The study involved 15 dogs with various training backgrounds. Some dogs were experienced in nose work, a hobby and competitive sport, while others had been trained to identify diseases, mold, or pests.

The research aimed to determine the lowest concentration of eucalyptus hydrolate that the dogs could reliably detect.

In the experiments, dogs were asked to distinguish between samples containing low concentrations of eucalyptus hydrolate and samples containing only water.

The concentrations were gradually diluted to find the threshold at which the dogs could no longer identify the scent.

“The dogs’ scent detection threshold initially varied from 1:10⁴–1:10²³ but narrowed down to 1:10¹⁷–1:10²¹ after a training period,” said Anna Hielm-Björkman, the principal investigator from the University of Helsinki.

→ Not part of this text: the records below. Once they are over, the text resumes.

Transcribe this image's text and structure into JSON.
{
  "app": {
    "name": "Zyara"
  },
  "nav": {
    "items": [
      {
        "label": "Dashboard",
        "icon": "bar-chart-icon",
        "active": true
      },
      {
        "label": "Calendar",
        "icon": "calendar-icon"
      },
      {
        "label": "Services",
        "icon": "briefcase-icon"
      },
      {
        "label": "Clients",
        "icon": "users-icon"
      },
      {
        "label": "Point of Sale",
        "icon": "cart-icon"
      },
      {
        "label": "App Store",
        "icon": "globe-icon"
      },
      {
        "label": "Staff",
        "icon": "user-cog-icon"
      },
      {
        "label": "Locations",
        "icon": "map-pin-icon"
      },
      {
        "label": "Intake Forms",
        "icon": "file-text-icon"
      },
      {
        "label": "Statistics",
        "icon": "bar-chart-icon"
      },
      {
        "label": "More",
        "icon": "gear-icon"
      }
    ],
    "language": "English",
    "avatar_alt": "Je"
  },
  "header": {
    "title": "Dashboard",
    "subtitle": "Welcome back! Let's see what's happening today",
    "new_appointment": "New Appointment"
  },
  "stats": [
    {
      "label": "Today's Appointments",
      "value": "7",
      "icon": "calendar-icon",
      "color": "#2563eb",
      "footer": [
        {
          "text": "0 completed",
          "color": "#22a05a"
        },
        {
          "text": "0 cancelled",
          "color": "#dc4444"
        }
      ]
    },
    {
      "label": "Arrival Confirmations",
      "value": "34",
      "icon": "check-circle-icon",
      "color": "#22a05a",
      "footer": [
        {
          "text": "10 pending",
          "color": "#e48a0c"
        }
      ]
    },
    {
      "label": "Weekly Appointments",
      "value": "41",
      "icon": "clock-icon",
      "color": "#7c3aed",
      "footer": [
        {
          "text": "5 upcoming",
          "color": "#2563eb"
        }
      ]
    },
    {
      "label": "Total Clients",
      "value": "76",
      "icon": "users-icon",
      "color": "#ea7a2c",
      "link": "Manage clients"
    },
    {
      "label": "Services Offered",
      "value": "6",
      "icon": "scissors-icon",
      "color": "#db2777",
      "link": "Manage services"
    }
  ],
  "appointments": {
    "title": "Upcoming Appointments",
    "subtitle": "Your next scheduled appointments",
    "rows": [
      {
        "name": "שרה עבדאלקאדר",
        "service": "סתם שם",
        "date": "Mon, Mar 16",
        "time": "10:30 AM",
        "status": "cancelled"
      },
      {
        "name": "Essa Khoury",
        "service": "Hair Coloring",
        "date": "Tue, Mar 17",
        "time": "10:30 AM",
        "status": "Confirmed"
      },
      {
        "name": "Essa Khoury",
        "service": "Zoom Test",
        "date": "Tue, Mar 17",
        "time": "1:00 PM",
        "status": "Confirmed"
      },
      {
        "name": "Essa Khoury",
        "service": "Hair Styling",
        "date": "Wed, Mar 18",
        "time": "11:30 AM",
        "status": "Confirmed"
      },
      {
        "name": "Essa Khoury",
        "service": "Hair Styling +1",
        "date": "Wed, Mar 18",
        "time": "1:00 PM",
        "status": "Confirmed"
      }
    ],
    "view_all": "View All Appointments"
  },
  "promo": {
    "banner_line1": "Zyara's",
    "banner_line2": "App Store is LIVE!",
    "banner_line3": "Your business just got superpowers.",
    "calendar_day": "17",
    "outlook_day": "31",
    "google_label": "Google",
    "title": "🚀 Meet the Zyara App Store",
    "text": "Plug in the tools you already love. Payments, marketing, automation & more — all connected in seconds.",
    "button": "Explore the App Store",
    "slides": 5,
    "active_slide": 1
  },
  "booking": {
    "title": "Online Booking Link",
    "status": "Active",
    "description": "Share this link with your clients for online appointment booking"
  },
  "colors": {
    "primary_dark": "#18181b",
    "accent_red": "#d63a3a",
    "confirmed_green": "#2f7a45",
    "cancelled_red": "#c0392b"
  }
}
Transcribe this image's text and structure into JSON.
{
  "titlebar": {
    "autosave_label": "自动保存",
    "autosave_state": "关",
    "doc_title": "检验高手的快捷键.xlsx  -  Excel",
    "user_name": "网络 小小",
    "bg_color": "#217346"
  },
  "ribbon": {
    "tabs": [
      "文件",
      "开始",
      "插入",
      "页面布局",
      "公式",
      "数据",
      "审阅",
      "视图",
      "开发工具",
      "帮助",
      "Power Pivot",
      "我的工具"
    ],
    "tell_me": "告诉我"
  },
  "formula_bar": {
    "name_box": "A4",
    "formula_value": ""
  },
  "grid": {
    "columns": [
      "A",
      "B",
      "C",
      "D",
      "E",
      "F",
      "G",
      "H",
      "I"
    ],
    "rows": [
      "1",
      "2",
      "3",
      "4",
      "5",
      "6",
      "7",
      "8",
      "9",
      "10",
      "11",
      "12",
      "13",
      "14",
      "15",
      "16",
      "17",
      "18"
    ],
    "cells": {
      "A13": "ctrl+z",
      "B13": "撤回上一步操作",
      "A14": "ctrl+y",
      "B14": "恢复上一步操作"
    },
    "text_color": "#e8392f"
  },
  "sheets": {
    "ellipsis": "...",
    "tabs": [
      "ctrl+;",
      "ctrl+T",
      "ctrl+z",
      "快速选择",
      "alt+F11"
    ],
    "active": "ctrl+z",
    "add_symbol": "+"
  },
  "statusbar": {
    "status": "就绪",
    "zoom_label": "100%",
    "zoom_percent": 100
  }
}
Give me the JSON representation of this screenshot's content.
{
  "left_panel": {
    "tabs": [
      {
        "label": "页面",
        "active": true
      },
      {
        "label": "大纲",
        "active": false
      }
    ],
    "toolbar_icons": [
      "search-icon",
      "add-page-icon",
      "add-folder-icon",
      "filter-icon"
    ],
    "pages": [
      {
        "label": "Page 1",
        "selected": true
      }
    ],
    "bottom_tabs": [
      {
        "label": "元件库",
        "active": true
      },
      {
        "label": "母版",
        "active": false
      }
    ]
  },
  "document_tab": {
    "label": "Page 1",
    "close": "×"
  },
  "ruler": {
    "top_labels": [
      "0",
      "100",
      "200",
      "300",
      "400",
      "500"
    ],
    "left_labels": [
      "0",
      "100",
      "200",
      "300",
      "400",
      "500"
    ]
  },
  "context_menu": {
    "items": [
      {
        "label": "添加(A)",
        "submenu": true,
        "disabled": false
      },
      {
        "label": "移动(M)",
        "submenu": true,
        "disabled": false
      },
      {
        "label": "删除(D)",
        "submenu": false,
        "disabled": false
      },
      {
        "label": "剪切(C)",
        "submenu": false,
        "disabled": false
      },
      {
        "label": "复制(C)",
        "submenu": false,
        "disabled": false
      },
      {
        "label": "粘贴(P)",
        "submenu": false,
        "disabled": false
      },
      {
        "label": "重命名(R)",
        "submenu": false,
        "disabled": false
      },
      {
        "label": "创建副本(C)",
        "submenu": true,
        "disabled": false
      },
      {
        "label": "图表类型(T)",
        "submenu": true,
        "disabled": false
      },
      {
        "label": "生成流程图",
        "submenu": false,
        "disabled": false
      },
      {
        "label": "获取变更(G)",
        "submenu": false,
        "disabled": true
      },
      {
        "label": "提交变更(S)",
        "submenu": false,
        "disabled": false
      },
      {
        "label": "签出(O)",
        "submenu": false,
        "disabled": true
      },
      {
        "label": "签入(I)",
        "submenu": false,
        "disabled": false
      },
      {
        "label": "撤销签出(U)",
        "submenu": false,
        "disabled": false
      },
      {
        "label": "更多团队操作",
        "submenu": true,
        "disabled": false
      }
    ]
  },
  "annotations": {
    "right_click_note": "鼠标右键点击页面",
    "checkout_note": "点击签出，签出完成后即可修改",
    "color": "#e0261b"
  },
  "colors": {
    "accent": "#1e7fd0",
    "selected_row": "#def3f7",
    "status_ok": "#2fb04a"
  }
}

This means the dogs could detect as few as 1 to 10 molecules per milliliter of water. To put this in perspective, a single yeast cell contains about 42 million molecules.

The study also revealed significant variations between commercial eucalyptus hydrolate products commonly used in nose work.

When researchers analyzed 10 different products, they found varying concentrations of eucalyptol and lower alcohols. This variation affected the dogs’ ability to recognize the scent they were trained on.

Many dogs accustomed to commercial eucalyptus hydrolates struggled with the test because their noses are so precise that they could tell the difference between the study’s eucalyptus hydrolate and the commercial versions they were used to.

“This shows how important it is to use standardized nose work products in both training and sports competitions,” emphasized Soile Turunen, a visiting researcher from the University of Eastern Finland.

The study’s findings have practical applications. Dogs’ extraordinary sense of smell can be utilized in search and rescue operations and medical detection, among other fields. Understanding the limits and capabilities of their scent detection can enhance the effectiveness of these dogs in real-world situations.

In summary, this study underscores the incredible sensitivity of dogs’ noses and the need for consistent training materials to ensure their skills are accurately honed and utilized.

Source: University of Helsinki.